* **EXERCISE OBJECTIVE**: Leave the pictures out. Return all other data exactly.

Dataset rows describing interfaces
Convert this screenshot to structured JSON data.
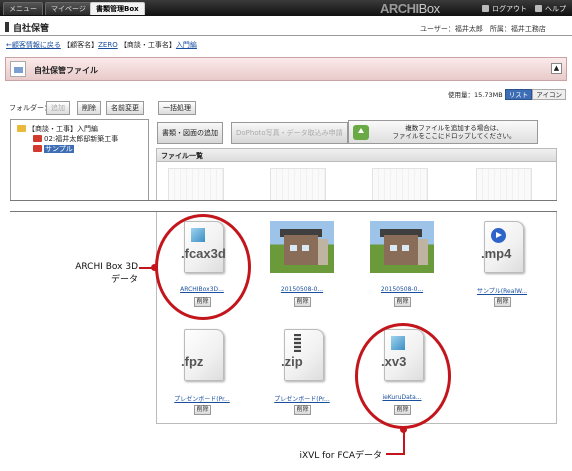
{
  "topbar": {
    "tabs": [
      "メニュー",
      "マイページ",
      "書類管理Box"
    ],
    "brand_a": "ARCHI",
    "brand_b": "Box",
    "logout": "ログアウト",
    "help": "ヘルプ"
  },
  "header": {
    "title": "自社保管",
    "user": "ユーザー：福井太郎　所属：福井工務店"
  },
  "breadcrumb": {
    "back": "←顧客情報に戻る",
    "customer_label": "【顧客名】",
    "customer": "ZERO",
    "deal_label": "【商談・工事名】",
    "deal": "入門編"
  },
  "section": {
    "title": "自社保管ファイル",
    "collapse": "▲"
  },
  "usage": {
    "text": "使用量：15.73MB",
    "list": "リスト",
    "icon": "アイコン"
  },
  "folder_toolbar": {
    "label": "フォルダー：",
    "add": "追加",
    "delete": "削除",
    "rename": "名前変更",
    "bulk": "一括処理"
  },
  "tree": {
    "root": "【商談・工事】入門編",
    "child1": "02:福井太郎邸新築工事",
    "child2": "サンプル"
  },
  "actions": {
    "add_doc": "書類・図面の追加",
    "dophoto": "DoPhoto写真・データ取込み申請",
    "drop_line1": "複数ファイルを追加する場合は、",
    "drop_line2": "ファイルをここにドロップしてください。"
  },
  "filelist": {
    "heading": "ファイル一覧",
    "delete_label": "削除",
    "files": [
      {
        "name": "ARCHIBox3D...",
        "ext": ".fcax3d",
        "kind": "3d"
      },
      {
        "name": "20150508-0...",
        "ext": "",
        "kind": "photo"
      },
      {
        "name": "20150508-0...",
        "ext": "",
        "kind": "photo"
      },
      {
        "name": "サンプル(RealW...",
        "ext": ".mp4",
        "kind": "video"
      },
      {
        "name": "プレゼンボード(Pr...",
        "ext": ".fpz",
        "kind": "fpz"
      },
      {
        "name": "プレゼンボード(Pr...",
        "ext": ".zip",
        "kind": "zip"
      },
      {
        "name": "ieKuruData...",
        "ext": ".xv3",
        "kind": "3d"
      }
    ]
  },
  "annotations": {
    "a1_line1": "ARCHI Box 3D",
    "a1_line2": "データ",
    "a2": "iXVL for FCAデータ",
    "color": "#c3161c"
  }
}
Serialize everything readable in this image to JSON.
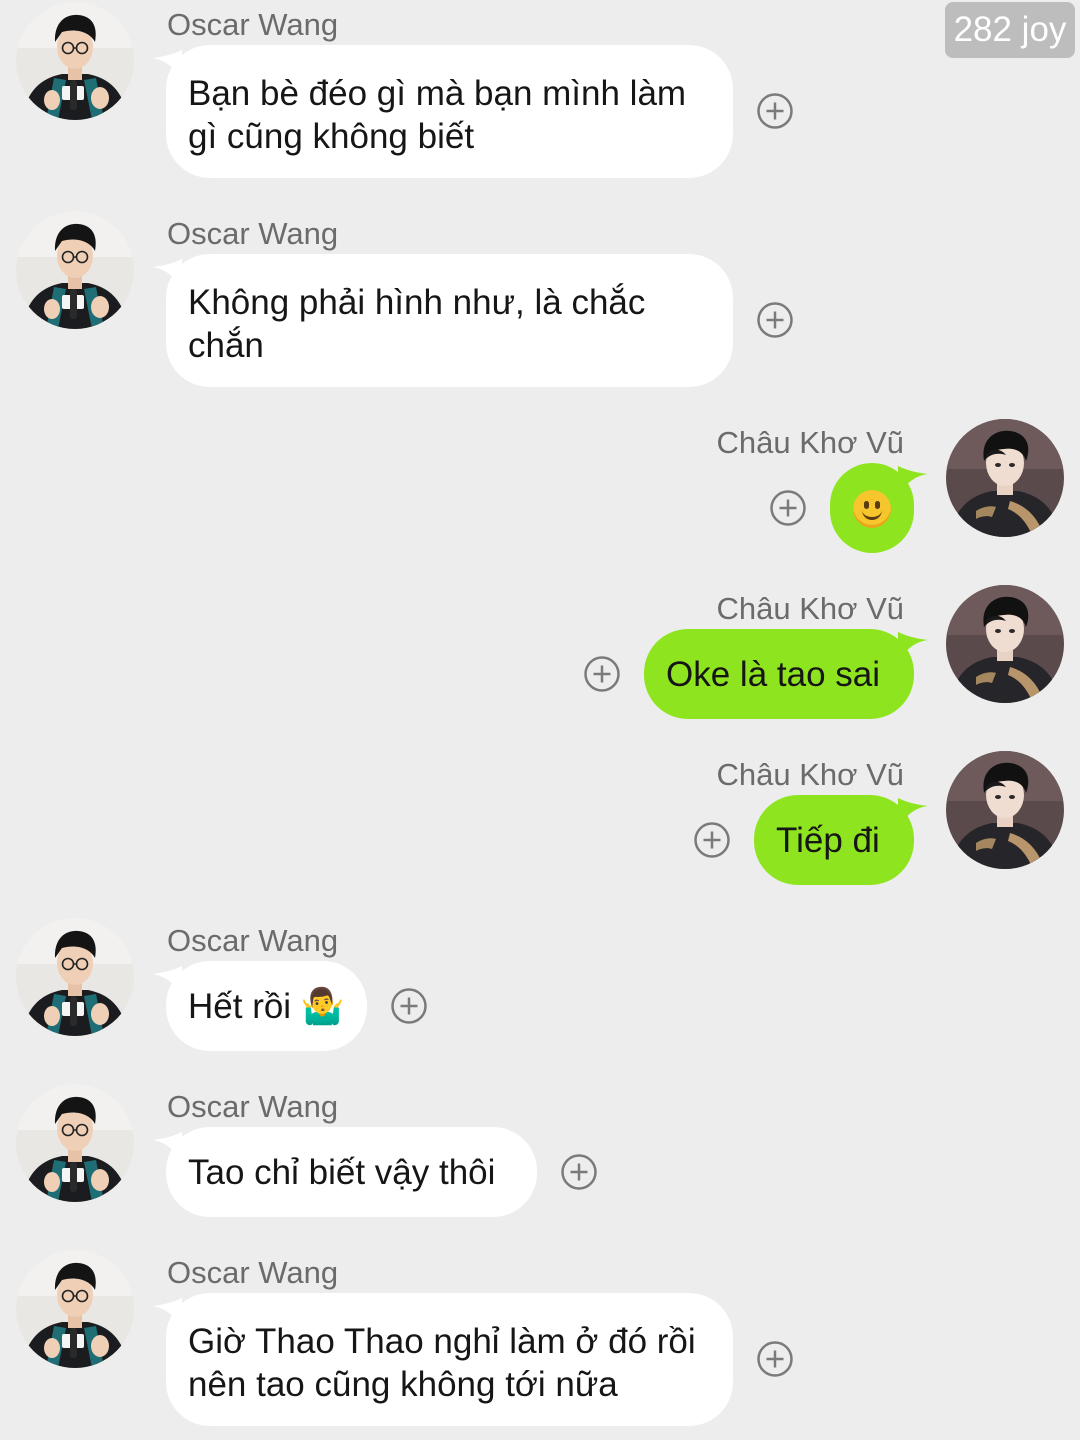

* **EXERCISE SOLUTION**:
Convert this screenshot to structured JSON data.
{
  "topbar": {
    "tabs": [
      "メニュー",
      "マイページ",
      "書類管理Box"
    ],
    "brand_a": "ARCHI",
    "brand_b": "Box",
    "logout": "ログアウト",
    "help": "ヘルプ"
  },
  "header": {
    "title": "自社保管",
    "user": "ユーザー：福井太郎　所属：福井工務店"
  },
  "breadcrumb": {
    "back": "←顧客情報に戻る",
    "customer_label": "【顧客名】",
    "customer": "ZERO",
    "deal_label": "【商談・工事名】",
    "deal": "入門編"
  },
  "section": {
    "title": "自社保管ファイル",
    "collapse": "▲"
  },
  "usage": {
    "text": "使用量：15.73MB",
    "list": "リスト",
    "icon": "アイコン"
  },
  "folder_toolbar": {
    "label": "フォルダー：",
    "add": "追加",
    "delete": "削除",
    "rename": "名前変更",
    "bulk": "一括処理"
  },
  "tree": {
    "root": "【商談・工事】入門編",
    "child1": "02:福井太郎邸新築工事",
    "child2": "サンプル"
  },
  "actions": {
    "add_doc": "書類・図面の追加",
    "dophoto": "DoPhoto写真・データ取込み申請",
    "drop_line1": "複数ファイルを追加する場合は、",
    "drop_line2": "ファイルをここにドロップしてください。"
  },
  "filelist": {
    "heading": "ファイル一覧",
    "delete_label": "削除",
    "files": [
      {
        "name": "ARCHIBox3D...",
        "ext": ".fcax3d",
        "kind": "3d"
      },
      {
        "name": "20150508-0...",
        "ext": "",
        "kind": "photo"
      },
      {
        "name": "20150508-0...",
        "ext": "",
        "kind": "photo"
      },
      {
        "name": "サンプル(RealW...",
        "ext": ".mp4",
        "kind": "video"
      },
      {
        "name": "プレゼンボード(Pr...",
        "ext": ".fpz",
        "kind": "fpz"
      },
      {
        "name": "プレゼンボード(Pr...",
        "ext": ".zip",
        "kind": "zip"
      },
      {
        "name": "ieKuruData...",
        "ext": ".xv3",
        "kind": "3d"
      }
    ]
  },
  "annotations": {
    "a1_line1": "ARCHI Box 3D",
    "a1_line2": "データ",
    "a2": "iXVL for FCAデータ",
    "color": "#c3161c"
  }
}
Serialize everything readable in this image to JSON.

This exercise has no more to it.